It came as Mohammed Butt became the first cabbie in Stoke-on-Trent to be convicted of failing to transport someone in a wheelchair.
Now other Hackney carriage drivers are being warned they could also be hauled before the courts if they flout new national rules which came into force last year.
Bal, who lives in Stoke, said: “I’m ecstatic to win. I hope this case will help other wheelchair users gain confidence to speak out about the discrimination they face. It’s not right and it’s not fair.”
Magistrates heard how the Staffordshire University masters student had been left in tears when the incident happened on August 1 last year.
The former students’ union president had met with the university’s vice-chancellor before taking a bus into Hanley to have her hair cut. She then tried to get a taxi to Stoke station in time to catch a train at 4.07pm.
When the 25-year-old called at the taxi rank in Lichfield Street and approached Butt in his wheelchair-accessible cab, he initially told her he would accept her fare. But when he noticed she was in a motorised wheelchair, he turned her away. “He mumbled something about ramps,” she told North Staffordshire Justice Centre yesterday.
Two other cabbies said they couldn’t take her as they were on a break and a third one said she would need to ask Butt again as his vehicle was at the front of the queue. “I went back and said, ‘please take me to the station’. He simply said ‘no’ and shut the window.”
By then, it was 3.50pm and Bal burst into tears, panicking about her train.
“They all got out of their cars because I was crying. There were six or seven drivers in a semi-circle around me. I felt intimidated and scared,” she added.
Shopmobility co-ordinator Nicola Cunningham had been working in the nearby shop when she heard the commotion and went outside. She told the court: “The lady was in a very distressed state.”
With Ms Cunningham’s assistance, Bal eventually managed to get a taxi. But she added: “I missed the train. I was two minutes’ late. I also had to cancel a visit from my carer.”

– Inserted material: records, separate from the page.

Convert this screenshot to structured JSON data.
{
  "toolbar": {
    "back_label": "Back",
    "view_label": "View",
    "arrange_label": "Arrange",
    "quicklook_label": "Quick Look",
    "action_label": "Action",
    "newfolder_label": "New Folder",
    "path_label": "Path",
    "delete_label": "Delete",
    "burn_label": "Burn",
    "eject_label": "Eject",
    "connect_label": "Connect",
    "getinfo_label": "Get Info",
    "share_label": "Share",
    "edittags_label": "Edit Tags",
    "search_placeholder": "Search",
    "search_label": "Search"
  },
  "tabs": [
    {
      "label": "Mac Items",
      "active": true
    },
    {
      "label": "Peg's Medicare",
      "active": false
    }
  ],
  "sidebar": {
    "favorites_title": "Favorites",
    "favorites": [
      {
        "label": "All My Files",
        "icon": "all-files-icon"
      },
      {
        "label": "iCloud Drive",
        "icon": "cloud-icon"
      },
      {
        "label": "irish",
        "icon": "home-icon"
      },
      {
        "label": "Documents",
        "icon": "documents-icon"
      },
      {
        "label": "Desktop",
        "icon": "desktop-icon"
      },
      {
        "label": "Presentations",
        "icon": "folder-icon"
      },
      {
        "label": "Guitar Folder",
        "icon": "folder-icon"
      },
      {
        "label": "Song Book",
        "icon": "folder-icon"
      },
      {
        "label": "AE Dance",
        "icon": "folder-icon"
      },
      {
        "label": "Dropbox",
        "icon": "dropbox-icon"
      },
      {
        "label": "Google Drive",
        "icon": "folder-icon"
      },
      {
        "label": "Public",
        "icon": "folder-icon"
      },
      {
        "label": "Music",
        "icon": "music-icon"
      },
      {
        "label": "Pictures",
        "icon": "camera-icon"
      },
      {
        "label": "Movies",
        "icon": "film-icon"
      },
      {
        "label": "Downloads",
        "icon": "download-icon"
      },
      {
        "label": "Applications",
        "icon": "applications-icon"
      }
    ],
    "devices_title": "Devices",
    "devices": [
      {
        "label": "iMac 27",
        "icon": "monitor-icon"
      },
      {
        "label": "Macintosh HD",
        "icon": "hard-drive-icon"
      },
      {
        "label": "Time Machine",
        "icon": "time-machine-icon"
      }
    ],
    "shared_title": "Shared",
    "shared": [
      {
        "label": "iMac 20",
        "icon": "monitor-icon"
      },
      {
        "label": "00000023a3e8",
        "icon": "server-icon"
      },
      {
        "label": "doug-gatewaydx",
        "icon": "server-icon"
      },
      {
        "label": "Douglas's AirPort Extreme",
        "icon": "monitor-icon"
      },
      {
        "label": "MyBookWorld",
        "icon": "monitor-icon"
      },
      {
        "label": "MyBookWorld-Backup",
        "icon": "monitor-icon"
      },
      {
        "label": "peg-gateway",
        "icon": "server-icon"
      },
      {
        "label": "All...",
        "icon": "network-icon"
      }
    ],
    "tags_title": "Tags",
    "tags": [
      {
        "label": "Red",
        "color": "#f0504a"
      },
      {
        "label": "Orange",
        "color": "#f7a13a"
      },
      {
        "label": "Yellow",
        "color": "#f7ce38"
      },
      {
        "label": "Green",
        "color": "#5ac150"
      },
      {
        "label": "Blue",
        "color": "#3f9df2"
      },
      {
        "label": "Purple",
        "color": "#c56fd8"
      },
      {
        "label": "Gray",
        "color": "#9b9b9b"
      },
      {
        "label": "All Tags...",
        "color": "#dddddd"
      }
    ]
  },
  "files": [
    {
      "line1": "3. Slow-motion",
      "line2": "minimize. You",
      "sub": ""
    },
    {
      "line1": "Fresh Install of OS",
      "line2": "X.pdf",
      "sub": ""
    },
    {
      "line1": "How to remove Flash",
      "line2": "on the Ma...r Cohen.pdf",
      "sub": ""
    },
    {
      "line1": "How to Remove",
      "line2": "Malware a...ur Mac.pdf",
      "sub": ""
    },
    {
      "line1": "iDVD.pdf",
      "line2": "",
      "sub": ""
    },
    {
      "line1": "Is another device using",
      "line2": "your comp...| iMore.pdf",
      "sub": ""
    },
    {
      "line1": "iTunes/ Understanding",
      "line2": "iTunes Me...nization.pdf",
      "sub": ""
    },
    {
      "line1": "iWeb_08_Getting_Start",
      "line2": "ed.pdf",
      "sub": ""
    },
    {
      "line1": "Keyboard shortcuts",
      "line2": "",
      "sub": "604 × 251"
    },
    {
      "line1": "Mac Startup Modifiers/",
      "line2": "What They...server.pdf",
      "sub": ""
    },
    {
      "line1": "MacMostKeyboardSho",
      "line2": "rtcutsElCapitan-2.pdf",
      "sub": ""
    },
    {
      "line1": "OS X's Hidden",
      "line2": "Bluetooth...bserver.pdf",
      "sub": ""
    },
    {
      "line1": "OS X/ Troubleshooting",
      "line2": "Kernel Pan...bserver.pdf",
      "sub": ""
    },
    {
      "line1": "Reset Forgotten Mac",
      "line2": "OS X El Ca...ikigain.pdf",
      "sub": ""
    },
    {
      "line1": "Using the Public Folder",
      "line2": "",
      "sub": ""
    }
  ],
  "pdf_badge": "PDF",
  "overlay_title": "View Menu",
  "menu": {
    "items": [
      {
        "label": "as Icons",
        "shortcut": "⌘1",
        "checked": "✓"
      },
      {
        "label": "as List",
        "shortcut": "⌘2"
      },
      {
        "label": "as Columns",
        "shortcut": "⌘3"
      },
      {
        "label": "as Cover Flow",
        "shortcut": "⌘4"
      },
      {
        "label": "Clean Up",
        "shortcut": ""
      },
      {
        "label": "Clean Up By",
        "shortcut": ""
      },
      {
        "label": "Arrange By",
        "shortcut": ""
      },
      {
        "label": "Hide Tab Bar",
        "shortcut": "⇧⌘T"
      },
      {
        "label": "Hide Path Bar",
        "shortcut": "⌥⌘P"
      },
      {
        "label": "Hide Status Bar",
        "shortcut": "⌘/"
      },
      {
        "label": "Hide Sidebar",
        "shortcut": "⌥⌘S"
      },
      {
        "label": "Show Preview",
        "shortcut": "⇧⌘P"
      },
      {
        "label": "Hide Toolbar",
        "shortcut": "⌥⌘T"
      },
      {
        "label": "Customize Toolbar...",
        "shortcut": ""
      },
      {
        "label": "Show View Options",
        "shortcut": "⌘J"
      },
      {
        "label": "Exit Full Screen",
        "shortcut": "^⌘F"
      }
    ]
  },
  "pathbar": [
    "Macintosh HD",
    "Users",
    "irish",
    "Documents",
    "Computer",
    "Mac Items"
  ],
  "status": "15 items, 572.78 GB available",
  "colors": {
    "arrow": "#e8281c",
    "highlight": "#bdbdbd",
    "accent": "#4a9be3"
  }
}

Butt, of Wellesley Street, Shelton, was prosecuted by Stoke-on-Trent City Council for refusing to drive when requested by a passenger. He denied the offence, but was found guilty following a trial.
In court it emerged the 56-year-old had mistakenly thought Bal was drunk that day as she’d been slumped to one side in her wheelchair and her words were slurred due to her disability.
But the defendant, who is a foster carer with experience of looking after disabled children, claimed the main reason for refusing to transport her had been safety concerns. Although his ramp was designed to take 300 kilos of weight – and Bal and her chair weighed a total of 105 kilos – he was worried about her tipping over.
“That’s why I told her ‘if you fall, I’ve got a health condition and so won’t be able to pick you up’,” he added.
Butt told the court: “If she has been upset or is suffering because of me, from my heart, I apologise.”
Magistrates fined him £300 and also imposed £750 costs and a £30 surcharge.
Speaking after the case, council licensing officer Mark Georgiou said: “We hope this sends out a message to drivers that refusing passengers in wheelchairs is not only immoral, but illegal.”
Councillor Randy Conteh, cabinet member for housing, communities and safer city, said: “We expect high standards from taxi drivers who are licenced by the council. Not only is it totally unacceptable to refuse to take someone because they are in wheelchair, it is illegal and we won’t hesitate to take legal action – as this case shows.
“The passenger was left embarrassed and upset by the incident and ended up missing a train she was due to catch, and all of that could and should have easily been avoided. It will now be up to the council’s licensing and registration panel to decide whether further action is needed in relation to Mr Butt’s taxi licence.”